    Deafheaven guy:
    "Just noticed your shout on the deafheaven page, and wanted to mention that I (along with the other members of the band) agree with neither the politics nor the ideals behind hate forest. However, I find the music to be some of the best in black metal. Sorry to offend you."

    My reply:
    "i see the point that you can't always agree with the ideals of a band you're listening to. the least thing you should do is wearing one of their shirts, when you don't want to be associated with the idelogy of such a straight up racist / national socialist band. which makes it hard for me to have an understanding for this. people are always gonna judge you on what you're wearing, since most people dress to express themselves."

    Deafheaven guy:
    "Despite their message, I feel they have influenced the genre in a positive way. For that reason, I have a certain degree of respect for them. I'm not going to refuse to listen to a band or refrain from wearing a shirt because I don't agree with the lyrics. To me, music should be a free form of art and shouldn't have to be 'politically correct' in order to be appreciated. Two nights ago I saw a black dude wearing a burzum sweatshirt. Obviously he has respect for the artist in ways other than the ideology behind the music, and isn't ashamed of it."

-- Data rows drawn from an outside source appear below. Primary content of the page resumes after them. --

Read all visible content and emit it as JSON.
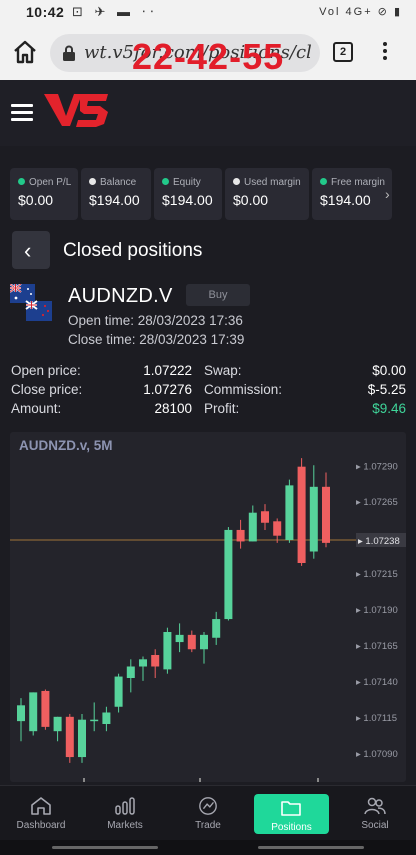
{
  "status_bar": {
    "time": "10:42",
    "icons": "⊡ ✈ ▬ ⋅⋅",
    "right": "Vol 4G+ ⊘ ▮"
  },
  "browser": {
    "url": "wt.v5for.com/positions/cl",
    "tab_count": "2",
    "overlay_timestamp": "22-42-55"
  },
  "header": {
    "logo_text": "V5"
  },
  "stats": [
    {
      "label": "Open P/L",
      "value": "$0.00",
      "dot": "#22c98a"
    },
    {
      "label": "Balance",
      "value": "$194.00",
      "dot": "#e6e6e6"
    },
    {
      "label": "Equity",
      "value": "$194.00",
      "dot": "#22c98a"
    },
    {
      "label": "Used margin",
      "value": "$0.00",
      "dot": "#e6e6e6"
    },
    {
      "label": "Free margin",
      "value": "$194.00",
      "dot": "#22c98a"
    }
  ],
  "page": {
    "title": "Closed positions"
  },
  "position": {
    "symbol": "AUDNZD.V",
    "side": "Buy",
    "open_time": "Open time: 28/03/2023 17:36",
    "close_time": "Close time: 28/03/2023 17:39",
    "details_left": [
      {
        "label": "Open price:",
        "value": "1.07222"
      },
      {
        "label": "Close price:",
        "value": "1.07276"
      },
      {
        "label": "Amount:",
        "value": "28100"
      }
    ],
    "details_right": [
      {
        "label": "Swap:",
        "value": "$0.00",
        "color": "#ffffff"
      },
      {
        "label": "Commission:",
        "value": "$-5.25",
        "color": "#ffffff"
      },
      {
        "label": "Profit:",
        "value": "$9.46",
        "color": "#3fd59a"
      }
    ]
  },
  "chart_data": {
    "type": "candlestick",
    "title": "AUDNZD.v, 5M",
    "y_ticks": [
      "1.07290",
      "1.07265",
      "1.07238",
      "1.07215",
      "1.07190",
      "1.07165",
      "1.07140",
      "1.07115",
      "1.07090"
    ],
    "ylim": [
      1.07078,
      1.07302
    ],
    "current_price": 1.07238,
    "current_price_label": "1.07238",
    "up_color": "#57d39b",
    "down_color": "#ef5f60",
    "candles": [
      {
        "o": 1.07112,
        "h": 1.07128,
        "l": 1.07098,
        "c": 1.07123
      },
      {
        "o": 1.07105,
        "h": 1.07132,
        "l": 1.07102,
        "c": 1.07132
      },
      {
        "o": 1.07133,
        "h": 1.07134,
        "l": 1.07106,
        "c": 1.07108
      },
      {
        "o": 1.07105,
        "h": 1.07115,
        "l": 1.07098,
        "c": 1.07115
      },
      {
        "o": 1.07115,
        "h": 1.07117,
        "l": 1.07083,
        "c": 1.07087
      },
      {
        "o": 1.07087,
        "h": 1.07117,
        "l": 1.07083,
        "c": 1.07113
      },
      {
        "o": 1.07113,
        "h": 1.07125,
        "l": 1.07105,
        "c": 1.07113
      },
      {
        "o": 1.0711,
        "h": 1.07122,
        "l": 1.07105,
        "c": 1.07118
      },
      {
        "o": 1.07122,
        "h": 1.07145,
        "l": 1.07118,
        "c": 1.07143
      },
      {
        "o": 1.07142,
        "h": 1.07155,
        "l": 1.07132,
        "c": 1.0715
      },
      {
        "o": 1.0715,
        "h": 1.07157,
        "l": 1.0714,
        "c": 1.07155
      },
      {
        "o": 1.07158,
        "h": 1.07162,
        "l": 1.07142,
        "c": 1.0715
      },
      {
        "o": 1.07148,
        "h": 1.07177,
        "l": 1.07145,
        "c": 1.07174
      },
      {
        "o": 1.07167,
        "h": 1.0718,
        "l": 1.0716,
        "c": 1.07172
      },
      {
        "o": 1.07172,
        "h": 1.07175,
        "l": 1.0716,
        "c": 1.07162
      },
      {
        "o": 1.07162,
        "h": 1.07174,
        "l": 1.07152,
        "c": 1.07172
      },
      {
        "o": 1.0717,
        "h": 1.07188,
        "l": 1.07165,
        "c": 1.07183
      },
      {
        "o": 1.07183,
        "h": 1.07247,
        "l": 1.07182,
        "c": 1.07245
      },
      {
        "o": 1.07245,
        "h": 1.07252,
        "l": 1.07232,
        "c": 1.07237
      },
      {
        "o": 1.07237,
        "h": 1.07262,
        "l": 1.07237,
        "c": 1.07257
      },
      {
        "o": 1.07258,
        "h": 1.07263,
        "l": 1.07245,
        "c": 1.0725
      },
      {
        "o": 1.07251,
        "h": 1.07253,
        "l": 1.07236,
        "c": 1.07241
      },
      {
        "o": 1.07238,
        "h": 1.0728,
        "l": 1.07236,
        "c": 1.07276
      },
      {
        "o": 1.07289,
        "h": 1.07295,
        "l": 1.0722,
        "c": 1.07222
      },
      {
        "o": 1.0723,
        "h": 1.0729,
        "l": 1.07225,
        "c": 1.07275
      },
      {
        "o": 1.07275,
        "h": 1.07285,
        "l": 1.07233,
        "c": 1.07236
      }
    ]
  },
  "bottom_nav": [
    {
      "label": "Dashboard"
    },
    {
      "label": "Markets"
    },
    {
      "label": "Trade"
    },
    {
      "label": "Positions"
    },
    {
      "label": "Social"
    }
  ]
}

    My reply:
    "well, i personally think that seperating music / art from its ideology is a mainstream thing, but that's just my point of view. i've been growing up in the metal and hardcore punk scene with the understanding that it's a counter culture to pop culture, and that always included a certain mindset connected to the music. we could argue forever if not being racist excludes listening to national socialist bands or wearing their shirts, but in the end we're not gonna be on the same page about it, i guess. wear whatever you wanna wear,'s up to you. all i'm saying is that it's gonna offend people, especially over here in europe, where the scene is very anti-racist and wearing shirts of such bands is a no-go."

    Got no more replies. The stuff this guy wrote gave me a real hard time. I tried to be liberal with him, because he simply didn't seem to know better, or he was just too stupid. I hoped he would maybe understand my points a little bit, but he didn't. It's a shame that so many things the undergrond scenes used to stand for just disappear, because many of the young bands today are just plain stupid random kids, playing music for the sake of belonging to something that will make them look cool.

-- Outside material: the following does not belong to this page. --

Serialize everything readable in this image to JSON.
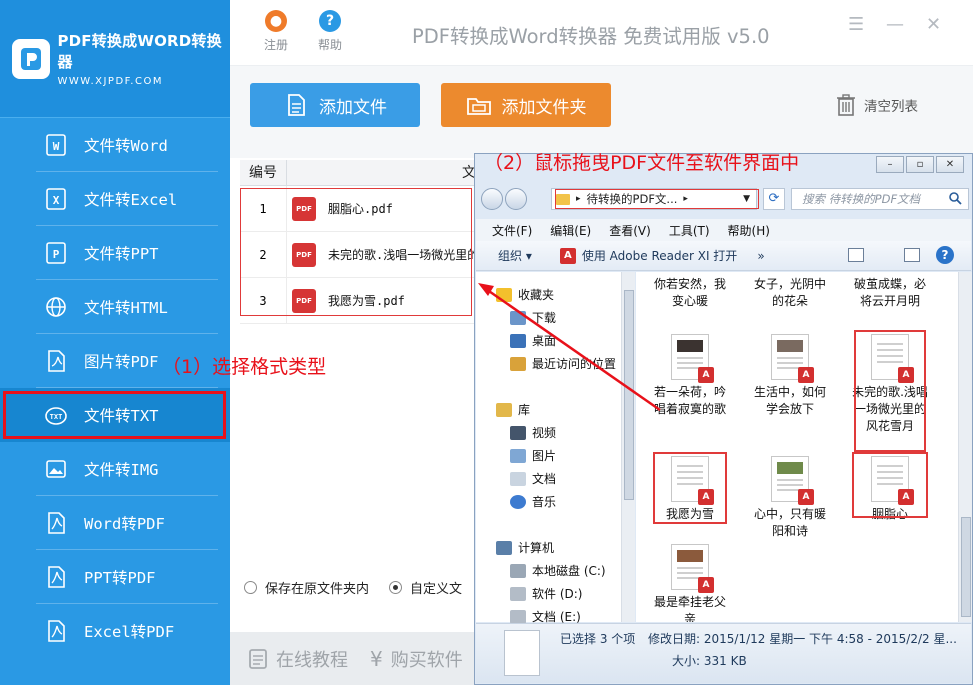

    1. I can understand where each of you are coming from, but the Deafheaven guy is still wrong.

      In a sense this is kind of like asking if a non-vegan non-straight edge person is allowed to wear an Earth Crisis shirt. They're an influential band with a large fanbase, and not everyone who likes their music agrees with everything they stand for.

      It's a bit different though, because Earth Crisis never stood for something as despicable as racial supremacy...

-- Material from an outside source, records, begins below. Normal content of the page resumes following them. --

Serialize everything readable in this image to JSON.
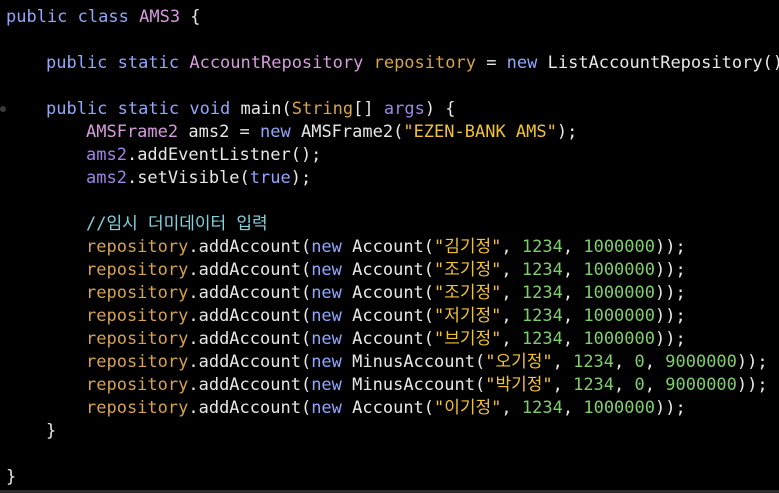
{
  "colors": {
    "background": "#000000",
    "plain": "#e8e8e8",
    "keyword": "#8fa7ff",
    "type": "#d99ae0",
    "field": "#d8a24b",
    "variable": "#9e86e6",
    "method": "#e6e6e6",
    "string": "#f2c230",
    "number": "#7ecf6b",
    "comment": "#80d4e0"
  },
  "icons": [
    "fold-marker-icon"
  ],
  "code_lines": [
    {
      "indent": 0,
      "tokens": [
        {
          "t": "public",
          "k": "keyword"
        },
        {
          "t": " ",
          "k": "plain"
        },
        {
          "t": "class",
          "k": "keyword"
        },
        {
          "t": " ",
          "k": "plain"
        },
        {
          "t": "AMS3",
          "k": "type"
        },
        {
          "t": " {",
          "k": "plain"
        }
      ]
    },
    {
      "indent": 0,
      "tokens": []
    },
    {
      "indent": 1,
      "tokens": [
        {
          "t": "public",
          "k": "keyword"
        },
        {
          "t": " ",
          "k": "plain"
        },
        {
          "t": "static",
          "k": "keyword"
        },
        {
          "t": " ",
          "k": "plain"
        },
        {
          "t": "AccountRepository",
          "k": "type"
        },
        {
          "t": " ",
          "k": "plain"
        },
        {
          "t": "repository",
          "k": "field"
        },
        {
          "t": " = ",
          "k": "plain"
        },
        {
          "t": "new",
          "k": "keyword"
        },
        {
          "t": " ListAccountRepository();",
          "k": "plain"
        }
      ]
    },
    {
      "indent": 0,
      "tokens": []
    },
    {
      "indent": 1,
      "fold": true,
      "tokens": [
        {
          "t": "public",
          "k": "keyword"
        },
        {
          "t": " ",
          "k": "plain"
        },
        {
          "t": "static",
          "k": "keyword"
        },
        {
          "t": " ",
          "k": "plain"
        },
        {
          "t": "void",
          "k": "keyword"
        },
        {
          "t": " main(",
          "k": "plain"
        },
        {
          "t": "String",
          "k": "field"
        },
        {
          "t": "[] ",
          "k": "plain"
        },
        {
          "t": "args",
          "k": "variable"
        },
        {
          "t": ") {",
          "k": "plain"
        }
      ]
    },
    {
      "indent": 2,
      "tokens": [
        {
          "t": "AMSFrame2",
          "k": "type"
        },
        {
          "t": " ams2 = ",
          "k": "plain"
        },
        {
          "t": "new",
          "k": "keyword"
        },
        {
          "t": " AMSFrame2(",
          "k": "plain"
        },
        {
          "t": "\"EZEN-BANK AMS\"",
          "k": "string"
        },
        {
          "t": ");",
          "k": "plain"
        }
      ]
    },
    {
      "indent": 2,
      "tokens": [
        {
          "t": "ams2",
          "k": "variable"
        },
        {
          "t": ".addEventListner();",
          "k": "plain"
        }
      ]
    },
    {
      "indent": 2,
      "tokens": [
        {
          "t": "ams2",
          "k": "variable"
        },
        {
          "t": ".setVisible(",
          "k": "plain"
        },
        {
          "t": "true",
          "k": "keyword"
        },
        {
          "t": ");",
          "k": "plain"
        }
      ]
    },
    {
      "indent": 0,
      "tokens": []
    },
    {
      "indent": 2,
      "tokens": [
        {
          "t": "//임시 더미데이터 입력",
          "k": "comment"
        }
      ]
    },
    {
      "indent": 2,
      "tokens": [
        {
          "t": "repository",
          "k": "field"
        },
        {
          "t": ".addAccount(",
          "k": "plain"
        },
        {
          "t": "new",
          "k": "keyword"
        },
        {
          "t": " Account(",
          "k": "plain"
        },
        {
          "t": "\"김기정\"",
          "k": "string"
        },
        {
          "t": ", ",
          "k": "plain"
        },
        {
          "t": "1234",
          "k": "number"
        },
        {
          "t": ", ",
          "k": "plain"
        },
        {
          "t": "1000000",
          "k": "number"
        },
        {
          "t": "));",
          "k": "plain"
        }
      ]
    },
    {
      "indent": 2,
      "tokens": [
        {
          "t": "repository",
          "k": "field"
        },
        {
          "t": ".addAccount(",
          "k": "plain"
        },
        {
          "t": "new",
          "k": "keyword"
        },
        {
          "t": " Account(",
          "k": "plain"
        },
        {
          "t": "\"조기정\"",
          "k": "string"
        },
        {
          "t": ", ",
          "k": "plain"
        },
        {
          "t": "1234",
          "k": "number"
        },
        {
          "t": ", ",
          "k": "plain"
        },
        {
          "t": "1000000",
          "k": "number"
        },
        {
          "t": "));",
          "k": "plain"
        }
      ]
    },
    {
      "indent": 2,
      "tokens": [
        {
          "t": "repository",
          "k": "field"
        },
        {
          "t": ".addAccount(",
          "k": "plain"
        },
        {
          "t": "new",
          "k": "keyword"
        },
        {
          "t": " Account(",
          "k": "plain"
        },
        {
          "t": "\"조기정\"",
          "k": "string"
        },
        {
          "t": ", ",
          "k": "plain"
        },
        {
          "t": "1234",
          "k": "number"
        },
        {
          "t": ", ",
          "k": "plain"
        },
        {
          "t": "1000000",
          "k": "number"
        },
        {
          "t": "));",
          "k": "plain"
        }
      ]
    },
    {
      "indent": 2,
      "tokens": [
        {
          "t": "repository",
          "k": "field"
        },
        {
          "t": ".addAccount(",
          "k": "plain"
        },
        {
          "t": "new",
          "k": "keyword"
        },
        {
          "t": " Account(",
          "k": "plain"
        },
        {
          "t": "\"저기정\"",
          "k": "string"
        },
        {
          "t": ", ",
          "k": "plain"
        },
        {
          "t": "1234",
          "k": "number"
        },
        {
          "t": ", ",
          "k": "plain"
        },
        {
          "t": "1000000",
          "k": "number"
        },
        {
          "t": "));",
          "k": "plain"
        }
      ]
    },
    {
      "indent": 2,
      "tokens": [
        {
          "t": "repository",
          "k": "field"
        },
        {
          "t": ".addAccount(",
          "k": "plain"
        },
        {
          "t": "new",
          "k": "keyword"
        },
        {
          "t": " Account(",
          "k": "plain"
        },
        {
          "t": "\"브기정\"",
          "k": "string"
        },
        {
          "t": ", ",
          "k": "plain"
        },
        {
          "t": "1234",
          "k": "number"
        },
        {
          "t": ", ",
          "k": "plain"
        },
        {
          "t": "1000000",
          "k": "number"
        },
        {
          "t": "));",
          "k": "plain"
        }
      ]
    },
    {
      "indent": 2,
      "tokens": [
        {
          "t": "repository",
          "k": "field"
        },
        {
          "t": ".addAccount(",
          "k": "plain"
        },
        {
          "t": "new",
          "k": "keyword"
        },
        {
          "t": " MinusAccount(",
          "k": "plain"
        },
        {
          "t": "\"오기정\"",
          "k": "string"
        },
        {
          "t": ", ",
          "k": "plain"
        },
        {
          "t": "1234",
          "k": "number"
        },
        {
          "t": ", ",
          "k": "plain"
        },
        {
          "t": "0",
          "k": "number"
        },
        {
          "t": ", ",
          "k": "plain"
        },
        {
          "t": "9000000",
          "k": "number"
        },
        {
          "t": "));",
          "k": "plain"
        }
      ]
    },
    {
      "indent": 2,
      "tokens": [
        {
          "t": "repository",
          "k": "field"
        },
        {
          "t": ".addAccount(",
          "k": "plain"
        },
        {
          "t": "new",
          "k": "keyword"
        },
        {
          "t": " MinusAccount(",
          "k": "plain"
        },
        {
          "t": "\"박기정\"",
          "k": "string"
        },
        {
          "t": ", ",
          "k": "plain"
        },
        {
          "t": "1234",
          "k": "number"
        },
        {
          "t": ", ",
          "k": "plain"
        },
        {
          "t": "0",
          "k": "number"
        },
        {
          "t": ", ",
          "k": "plain"
        },
        {
          "t": "9000000",
          "k": "number"
        },
        {
          "t": "));",
          "k": "plain"
        }
      ]
    },
    {
      "indent": 2,
      "tokens": [
        {
          "t": "repository",
          "k": "field"
        },
        {
          "t": ".addAccount(",
          "k": "plain"
        },
        {
          "t": "new",
          "k": "keyword"
        },
        {
          "t": " Account(",
          "k": "plain"
        },
        {
          "t": "\"이기정\"",
          "k": "string"
        },
        {
          "t": ", ",
          "k": "plain"
        },
        {
          "t": "1234",
          "k": "number"
        },
        {
          "t": ", ",
          "k": "plain"
        },
        {
          "t": "1000000",
          "k": "number"
        },
        {
          "t": "));",
          "k": "plain"
        }
      ]
    },
    {
      "indent": 1,
      "tokens": [
        {
          "t": "}",
          "k": "plain"
        }
      ]
    },
    {
      "indent": 0,
      "tokens": []
    },
    {
      "indent": 0,
      "tokens": [
        {
          "t": "}",
          "k": "plain"
        }
      ]
    }
  ]
}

      To the Deafheaven guy's credit -- There are countless famous and influential artists and historical figures who have had their despicable qualities, yet their legacy lives on to be appreciated despite that. This is true.

      At the same time -- As Punks and Hardcore Kids, our scene is completely about politicizing everything and only supporting things that reflect the ideals of a world we want to live in, and the kind of future we want to build. Racism has no place there, that point has been made countless times by countless bands.

      He's wrong because he should have had enough appreciation for the hardcore scene to know not to wear shirts of racist bands at a hardcore show, where a band's message is *everything*, and people judge you based on your ideals.

      At a Black Metal show it might be different, because the context is different. It's hard to fully appreciate Black Metal without getting into racist bands, just because so much of that genre has been pioneered by racists and still is. This has been the major barrier for me, personally, as I believe that when you support racist bands you support racism -- I also believe that in 2012 we should be more evolved as a species than to entertain racist ideas.

      One major error though is to assume that Black Metal and Hardcore are the same. They're totally different scenes with totally different norms and ideologies.